→ **Aim of the exercise**
Search the listing below for "icon". Copy each matching line.

══════════════════════════════

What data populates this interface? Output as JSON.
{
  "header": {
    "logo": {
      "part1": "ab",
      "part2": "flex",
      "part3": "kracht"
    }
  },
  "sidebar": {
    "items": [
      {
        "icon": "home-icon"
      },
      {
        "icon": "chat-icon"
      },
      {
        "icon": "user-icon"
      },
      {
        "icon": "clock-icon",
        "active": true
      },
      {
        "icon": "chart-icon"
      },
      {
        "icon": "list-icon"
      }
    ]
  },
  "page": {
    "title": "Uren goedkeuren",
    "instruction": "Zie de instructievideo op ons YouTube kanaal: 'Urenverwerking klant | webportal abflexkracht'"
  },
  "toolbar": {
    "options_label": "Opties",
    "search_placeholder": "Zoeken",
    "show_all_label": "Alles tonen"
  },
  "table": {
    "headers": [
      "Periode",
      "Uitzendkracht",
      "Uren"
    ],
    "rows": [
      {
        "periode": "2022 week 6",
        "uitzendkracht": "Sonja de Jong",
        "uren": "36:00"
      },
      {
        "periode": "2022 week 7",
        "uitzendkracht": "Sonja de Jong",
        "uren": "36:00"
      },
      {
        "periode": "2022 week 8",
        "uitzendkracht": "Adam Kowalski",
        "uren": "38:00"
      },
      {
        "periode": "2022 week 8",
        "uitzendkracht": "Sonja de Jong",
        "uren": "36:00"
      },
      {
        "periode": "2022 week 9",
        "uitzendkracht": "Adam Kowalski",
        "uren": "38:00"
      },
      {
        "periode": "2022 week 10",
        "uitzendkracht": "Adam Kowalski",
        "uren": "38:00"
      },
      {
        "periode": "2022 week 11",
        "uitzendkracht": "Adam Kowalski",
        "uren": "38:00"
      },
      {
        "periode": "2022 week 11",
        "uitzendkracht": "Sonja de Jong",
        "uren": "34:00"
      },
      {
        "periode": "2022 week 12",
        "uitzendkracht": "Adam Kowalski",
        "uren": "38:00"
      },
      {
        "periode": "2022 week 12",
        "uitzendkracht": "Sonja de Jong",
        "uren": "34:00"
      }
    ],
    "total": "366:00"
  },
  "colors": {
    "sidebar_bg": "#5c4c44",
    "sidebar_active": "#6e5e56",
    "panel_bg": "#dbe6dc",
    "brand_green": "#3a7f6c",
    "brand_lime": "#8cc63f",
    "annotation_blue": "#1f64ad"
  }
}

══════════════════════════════

→ **Result of this exercise**
        "icon": "home-icon"
        "icon": "chat-icon"
        "icon": "user-icon"
        "icon": "clock-icon",
        "icon": "chart-icon"
        "icon": "list-icon"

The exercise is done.